Data records for software interfaces:

++++

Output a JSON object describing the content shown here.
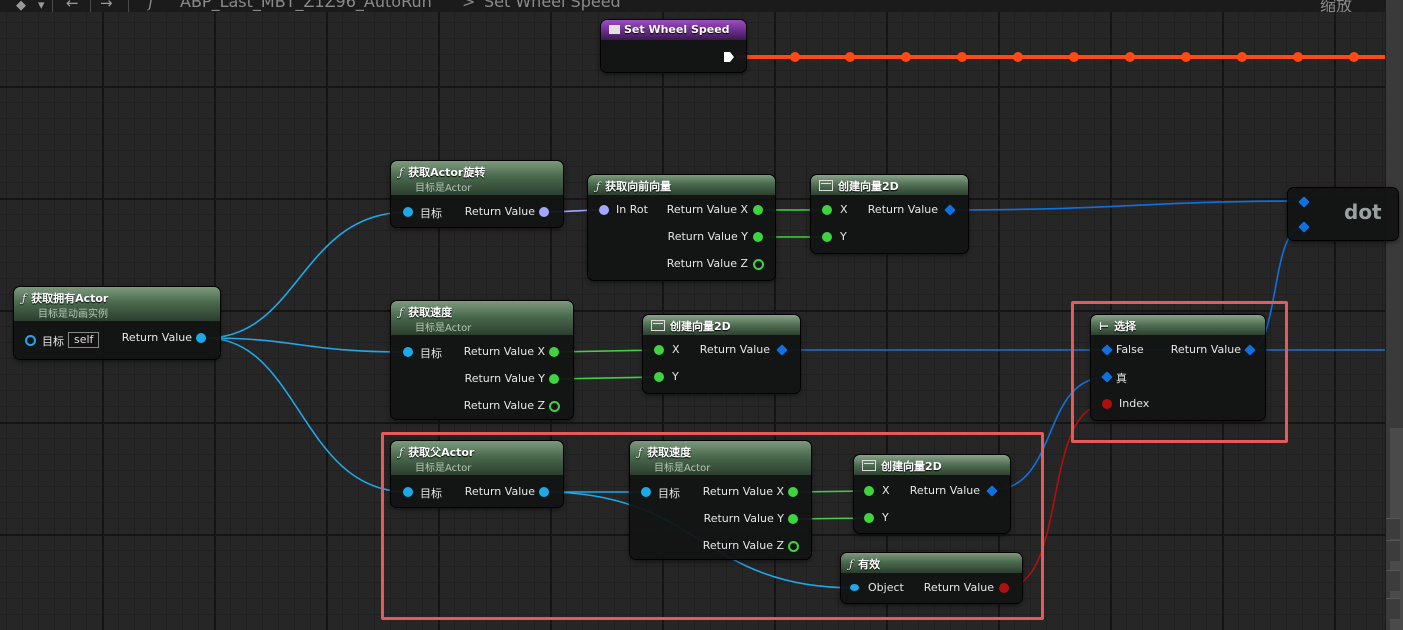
{
  "topbar": {
    "breadcrumb_function_icon": "f",
    "breadcrumb_path": "ABP_Last_MBT_Z1Z96_AutoRun",
    "breadcrumb_sep": ">",
    "breadcrumb_current": "Set Wheel Speed",
    "zoom_label": "缩放"
  },
  "nodes": {
    "set_wheel_speed": {
      "title": "Set Wheel Speed"
    },
    "get_owning_actor": {
      "title": "获取拥有Actor",
      "subtitle": "目标是动画实例",
      "target_label": "目标",
      "self_value": "self",
      "return_label": "Return Value"
    },
    "get_actor_rotation": {
      "title": "获取Actor旋转",
      "subtitle": "目标是Actor",
      "target_label": "目标",
      "return_label": "Return Value"
    },
    "get_forward_vector": {
      "title": "获取向前向量",
      "in_label": "In Rot",
      "rx": "Return Value X",
      "ry": "Return Value Y",
      "rz": "Return Value Z"
    },
    "make_vector2d_1": {
      "title": "创建向量2D",
      "x": "X",
      "y": "Y",
      "return_label": "Return Value"
    },
    "dot": {
      "title": "dot"
    },
    "get_velocity_1": {
      "title": "获取速度",
      "subtitle": "目标是Actor",
      "target_label": "目标",
      "rx": "Return Value X",
      "ry": "Return Value Y",
      "rz": "Return Value Z"
    },
    "make_vector2d_2": {
      "title": "创建向量2D",
      "x": "X",
      "y": "Y",
      "return_label": "Return Value"
    },
    "select": {
      "title": "选择",
      "false_label": "False",
      "true_label": "真",
      "index_label": "Index",
      "return_label": "Return Value"
    },
    "get_parent_actor": {
      "title": "获取父Actor",
      "subtitle": "目标是Actor",
      "target_label": "目标",
      "return_label": "Return Value"
    },
    "get_velocity_2": {
      "title": "获取速度",
      "subtitle": "目标是Actor",
      "target_label": "目标",
      "rx": "Return Value X",
      "ry": "Return Value Y",
      "rz": "Return Value Z"
    },
    "make_vector2d_3": {
      "title": "创建向量2D",
      "x": "X",
      "y": "Y",
      "return_label": "Return Value"
    },
    "is_valid": {
      "title": "有效",
      "object_label": "Object",
      "return_label": "Return Value"
    }
  },
  "colors": {
    "exec_wire": "#ff4a14",
    "object_wire": "#1fa8e8",
    "float_wire": "#3fd33f",
    "vector2d_wire": "#1070e0",
    "rotator_wire": "#a3a6ff",
    "bool_wire": "#b10f0f",
    "highlight": "#e55a5a",
    "function_header": "#4a6a4e",
    "event_header": "#6b2b8c"
  },
  "icons": [
    "function-icon",
    "make-struct-icon",
    "select-icon",
    "event-icon",
    "exec-pin-icon"
  ]
}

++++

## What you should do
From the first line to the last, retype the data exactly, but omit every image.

## Task response
Output a JSON object describing the content shown here.
{
  "topbar": {
    "breadcrumb_function_icon": "f",
    "breadcrumb_path": "ABP_Last_MBT_Z1Z96_AutoRun",
    "breadcrumb_sep": ">",
    "breadcrumb_current": "Set Wheel Speed",
    "zoom_label": "缩放"
  },
  "nodes": {
    "set_wheel_speed": {
      "title": "Set Wheel Speed"
    },
    "get_owning_actor": {
      "title": "获取拥有Actor",
      "subtitle": "目标是动画实例",
      "target_label": "目标",
      "self_value": "self",
      "return_label": "Return Value"
    },
    "get_actor_rotation": {
      "title": "获取Actor旋转",
      "subtitle": "目标是Actor",
      "target_label": "目标",
      "return_label": "Return Value"
    },
    "get_forward_vector": {
      "title": "获取向前向量",
      "in_label": "In Rot",
      "rx": "Return Value X",
      "ry": "Return Value Y",
      "rz": "Return Value Z"
    },
    "make_vector2d_1": {
      "title": "创建向量2D",
      "x": "X",
      "y": "Y",
      "return_label": "Return Value"
    },
    "dot": {
      "title": "dot"
    },
    "get_velocity_1": {
      "title": "获取速度",
      "subtitle": "目标是Actor",
      "target_label": "目标",
      "rx": "Return Value X",
      "ry": "Return Value Y",
      "rz": "Return Value Z"
    },
    "make_vector2d_2": {
      "title": "创建向量2D",
      "x": "X",
      "y": "Y",
      "return_label": "Return Value"
    },
    "select": {
      "title": "选择",
      "false_label": "False",
      "true_label": "真",
      "index_label": "Index",
      "return_label": "Return Value"
    },
    "get_parent_actor": {
      "title": "获取父Actor",
      "subtitle": "目标是Actor",
      "target_label": "目标",
      "return_label": "Return Value"
    },
    "get_velocity_2": {
      "title": "获取速度",
      "subtitle": "目标是Actor",
      "target_label": "目标",
      "rx": "Return Value X",
      "ry": "Return Value Y",
      "rz": "Return Value Z"
    },
    "make_vector2d_3": {
      "title": "创建向量2D",
      "x": "X",
      "y": "Y",
      "return_label": "Return Value"
    },
    "is_valid": {
      "title": "有效",
      "object_label": "Object",
      "return_label": "Return Value"
    }
  },
  "colors": {
    "exec_wire": "#ff4a14",
    "object_wire": "#1fa8e8",
    "float_wire": "#3fd33f",
    "vector2d_wire": "#1070e0",
    "rotator_wire": "#a3a6ff",
    "bool_wire": "#b10f0f",
    "highlight": "#e55a5a",
    "function_header": "#4a6a4e",
    "event_header": "#6b2b8c"
  },
  "icons": [
    "function-icon",
    "make-struct-icon",
    "select-icon",
    "event-icon",
    "exec-pin-icon"
  ]
}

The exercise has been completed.